EDST 391: H. sapiens: What does it mean to be “human”?
I have annotated the pages I'd like you to read so that you can focus on their relevance for Paper 3.
- Required: Buss, Chapter 13: Toward a Unified Evolutionary
Psychology--ONLY these 16 pages
- 402 (new section)-409 (top): These pages are relevant because they deal with
how humans might have evolved themselves by changing their environments, either physical or social. Note that high intelligence and high sociality are both distinctively
- 419 (very bottom)-422: The most relevant parts here are the "first" and "fourth" sources of problems (respectively, the top of 420 and middle of 421). They are
most relevant to paper 3 because these problems increase when human cultures and environments are "modernized."
- 422-426: These are relevant because they describe the
intimate relation between human culture and evolved human psychological mechanisms. These pages distinguish between evoked and transmitted culture. Although not discussed
in these pages, cultural change (like any environmental change) can bring out and favor a different set of phenotypes. If the culture then selects on certain of these newly
evoked phenotypes rather than others, there will be genetic selection as well. Stated another way, if you change the human environment, you can make some (already-existing)

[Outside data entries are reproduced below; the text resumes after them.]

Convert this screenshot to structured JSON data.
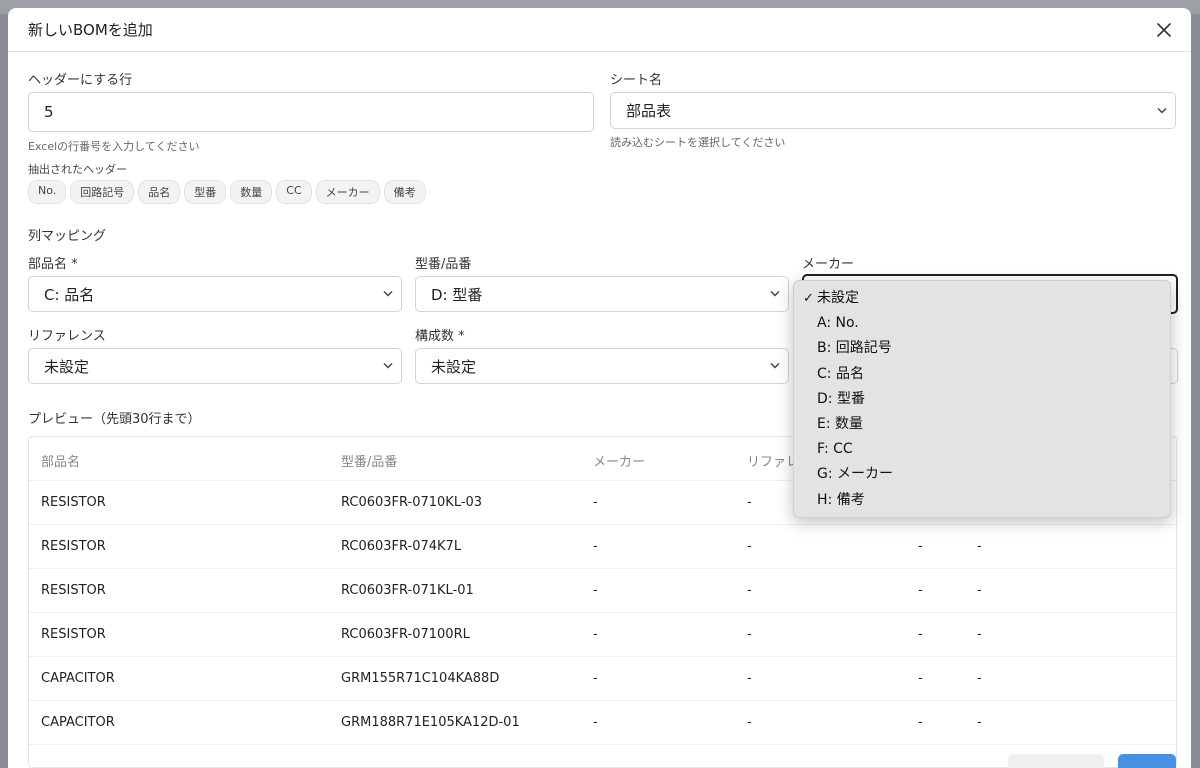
{
  "modal": {
    "title": "新しいBOMを追加",
    "close_icon": "close-icon"
  },
  "header_row": {
    "label": "ヘッダーにする行",
    "value": "5",
    "help": "Excelの行番号を入力してください"
  },
  "sheet": {
    "label": "シート名",
    "value": "部品表",
    "help": "読み込むシートを選択してください"
  },
  "extracted": {
    "label": "抽出されたヘッダー",
    "chips": [
      "No.",
      "回路記号",
      "品名",
      "型番",
      "数量",
      "CC",
      "メーカー",
      "備考"
    ]
  },
  "mapping": {
    "title": "列マッピング",
    "part_name": {
      "label": "部品名 *",
      "value": "C: 品名"
    },
    "model_no": {
      "label": "型番/品番",
      "value": "D: 型番"
    },
    "maker": {
      "label": "メーカー"
    },
    "reference": {
      "label": "リファレンス",
      "value": "未設定"
    },
    "quantity": {
      "label": "構成数 *",
      "value": "未設定"
    }
  },
  "dropdown": {
    "selected_mark": "✓",
    "options": [
      "未設定",
      "A: No.",
      "B: 回路記号",
      "C: 品名",
      "D: 型番",
      "E: 数量",
      "F: CC",
      "G: メーカー",
      "H: 備考"
    ]
  },
  "preview": {
    "title": "プレビュー（先頭30行まで）",
    "headers": [
      "部品名",
      "型番/品番",
      "メーカー",
      "リファレ"
    ],
    "rows": [
      [
        "RESISTOR",
        "RC0603FR-0710KL-03",
        "-",
        "-",
        "",
        ""
      ],
      [
        "RESISTOR",
        "RC0603FR-074K7L",
        "-",
        "-",
        "-",
        "-"
      ],
      [
        "RESISTOR",
        "RC0603FR-071KL-01",
        "-",
        "-",
        "-",
        "-"
      ],
      [
        "RESISTOR",
        "RC0603FR-07100RL",
        "-",
        "-",
        "-",
        "-"
      ],
      [
        "CAPACITOR",
        "GRM155R71C104KA88D",
        "-",
        "-",
        "-",
        "-"
      ],
      [
        "CAPACITOR",
        "GRM188R71E105KA12D-01",
        "-",
        "-",
        "-",
        "-"
      ]
    ]
  },
  "colors": {
    "accent": "#4a90e2",
    "dropdown_bg": "#e3e3e3"
  }
}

genetic differences more salient than they were before, which will lead to (greater? new?) selection for these genotypes. This phenomenon is not widely appreciated outside
evolutionary biology, but it is a powerful factor in the evolution of species. We should think about how modern culture makes some phenotypes (and hence phenotypes) more

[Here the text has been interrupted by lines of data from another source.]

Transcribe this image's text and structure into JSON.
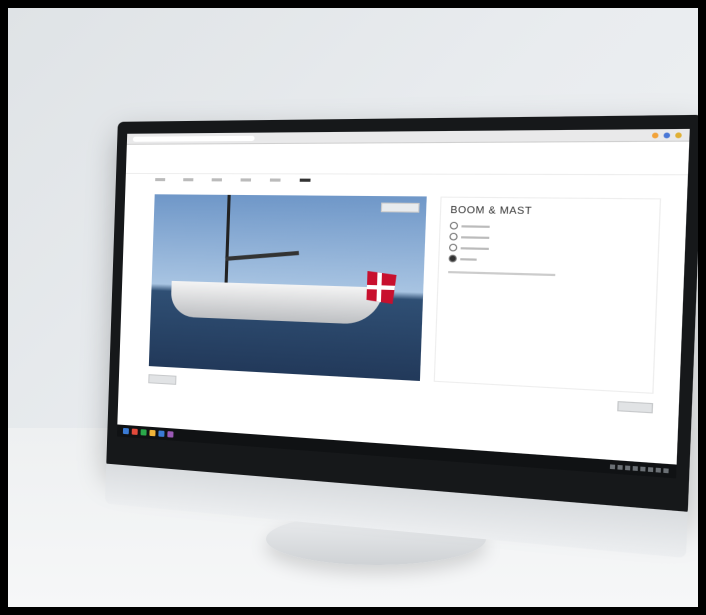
{
  "scene": {
    "background_color": "#e9ecef",
    "device": "desktop-monitor"
  },
  "screen": {
    "panel_title": "BOOM & MAST",
    "colors": {
      "flag_red": "#c8102e",
      "sky": "#6f97c8",
      "sea": "#22395a"
    },
    "options": [
      {
        "selected": false
      },
      {
        "selected": false
      },
      {
        "selected": false
      },
      {
        "selected": true
      }
    ]
  }
}
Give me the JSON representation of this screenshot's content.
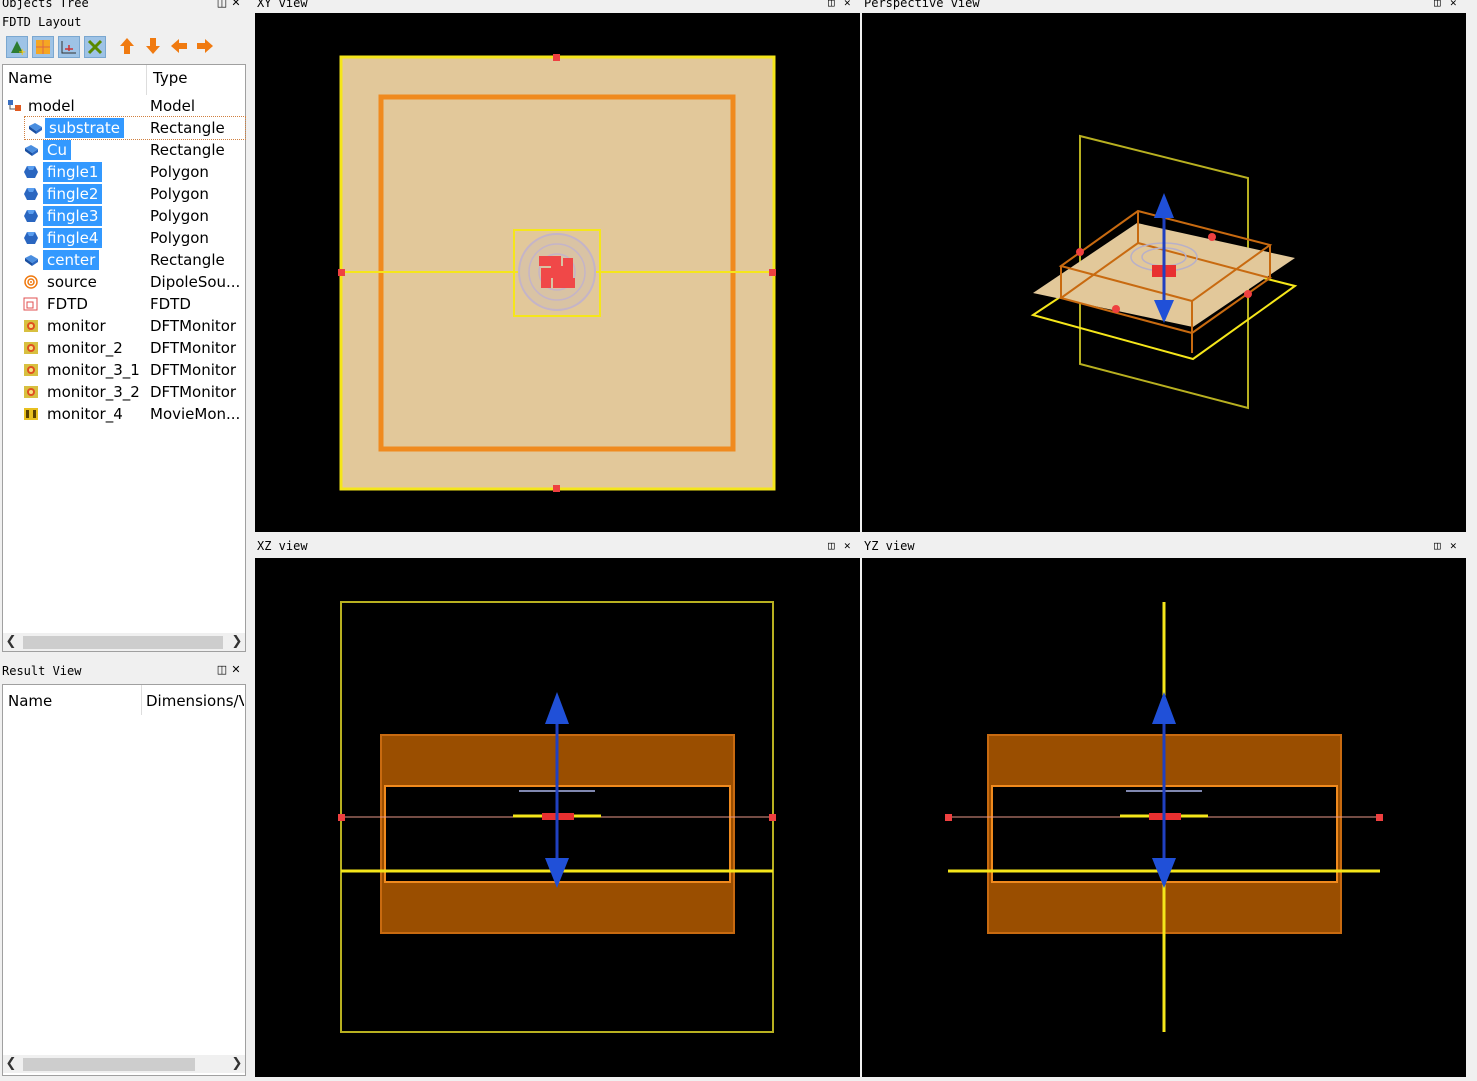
{
  "objects_tree": {
    "title": "Objects Tree",
    "subtitle": "FDTD Layout",
    "header": {
      "name": "Name",
      "type": "Type"
    },
    "rows": [
      {
        "name": "model",
        "type": "Model",
        "icon": "model-icon",
        "selected": false
      },
      {
        "name": "substrate",
        "type": "Rectangle",
        "icon": "rectangle-icon",
        "selected": true
      },
      {
        "name": "Cu",
        "type": "Rectangle",
        "icon": "rectangle-icon",
        "selected": true
      },
      {
        "name": "fingle1",
        "type": "Polygon",
        "icon": "polygon-icon",
        "selected": true
      },
      {
        "name": "fingle2",
        "type": "Polygon",
        "icon": "polygon-icon",
        "selected": true
      },
      {
        "name": "fingle3",
        "type": "Polygon",
        "icon": "polygon-icon",
        "selected": true
      },
      {
        "name": "fingle4",
        "type": "Polygon",
        "icon": "polygon-icon",
        "selected": true
      },
      {
        "name": "center",
        "type": "Rectangle",
        "icon": "rectangle-icon",
        "selected": true
      },
      {
        "name": "source",
        "type": "DipoleSou...",
        "icon": "source-icon",
        "selected": false
      },
      {
        "name": "FDTD",
        "type": "FDTD",
        "icon": "fdtd-icon",
        "selected": false
      },
      {
        "name": "monitor",
        "type": "DFTMonitor",
        "icon": "monitor-icon",
        "selected": false
      },
      {
        "name": "monitor_2",
        "type": "DFTMonitor",
        "icon": "monitor-icon",
        "selected": false
      },
      {
        "name": "monitor_3_1",
        "type": "DFTMonitor",
        "icon": "monitor-icon",
        "selected": false
      },
      {
        "name": "monitor_3_2",
        "type": "DFTMonitor",
        "icon": "monitor-icon",
        "selected": false
      },
      {
        "name": "monitor_4",
        "type": "MovieMon...",
        "icon": "movie-monitor-icon",
        "selected": false
      }
    ]
  },
  "result_view": {
    "title": "Result View",
    "header": {
      "name": "Name",
      "dims": "Dimensions/V"
    }
  },
  "views": {
    "xy": "XY view",
    "perspective": "Perspective view",
    "xz": "XZ view",
    "yz": "YZ view"
  },
  "colors": {
    "substrate": "#e2c89a",
    "cu_orange": "#f08a1e",
    "fdtd_yellow": "#f5e61a",
    "selection_blue": "#3399ff",
    "xz_fill": "#9a4e00"
  }
}
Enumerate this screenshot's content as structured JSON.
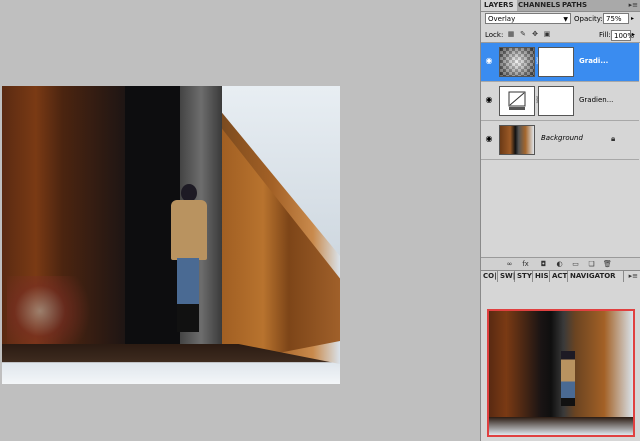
{
  "layers_panel": {
    "tabs": [
      "LAYERS",
      "CHANNELS",
      "PATHS"
    ],
    "blend_mode": "Overlay",
    "opacity_label": "Opacity:",
    "opacity_value": "75%",
    "lock_label": "Lock:",
    "fill_label": "Fill:",
    "fill_value": "100%",
    "layers": [
      {
        "name": "Gradi...",
        "selected": true
      },
      {
        "name": "Gradien...",
        "selected": false
      },
      {
        "name": "Background",
        "selected": false
      }
    ]
  },
  "bottom_panel": {
    "tabs": [
      "CO|",
      "SW|",
      "STY",
      "HIS",
      "ACT",
      "NAVIGATOR"
    ]
  },
  "colors": {
    "selection": "#3a8cf0",
    "navigator_frame": "#e04040",
    "panel_bg": "#d6d6d6",
    "canvas_bg": "#bfbfbf"
  }
}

visible or advantageous than before. It would have to be while individuals still have the capacity to reproduce (not be too old)
- 426-428: Evolution of art, music, etc.
This discussion may also be relevant. In any case, it is interesting, and I know some of you are keenly interested in the arts.
- Required (p. 4+ on "Civilization's Effects""); rest is recommended: Profile of Steven Pinker and
his new book
on the decline of violence: It is mostly about his history and involvement in evolutionary psychology, but parts are directly relevant to Paper 3--how we are
- Recommended: Pinkerisms: Short and interesting. He is witty and can be biting.
Video interview of Pinker. First few minutes of this 7-minute interview are most relevant, but all is interesting. (Sorry about the advertisement.)
- Background: During this course, we have explored a variety of
views and types
of research into human origins
and human nature, ranging from "bones and stones" and evolved
strategies, to portraits of the human condition
work, classic literature, and popular
- Question: Which of these views, if any, captures what you
think it means
to be human? Please explain.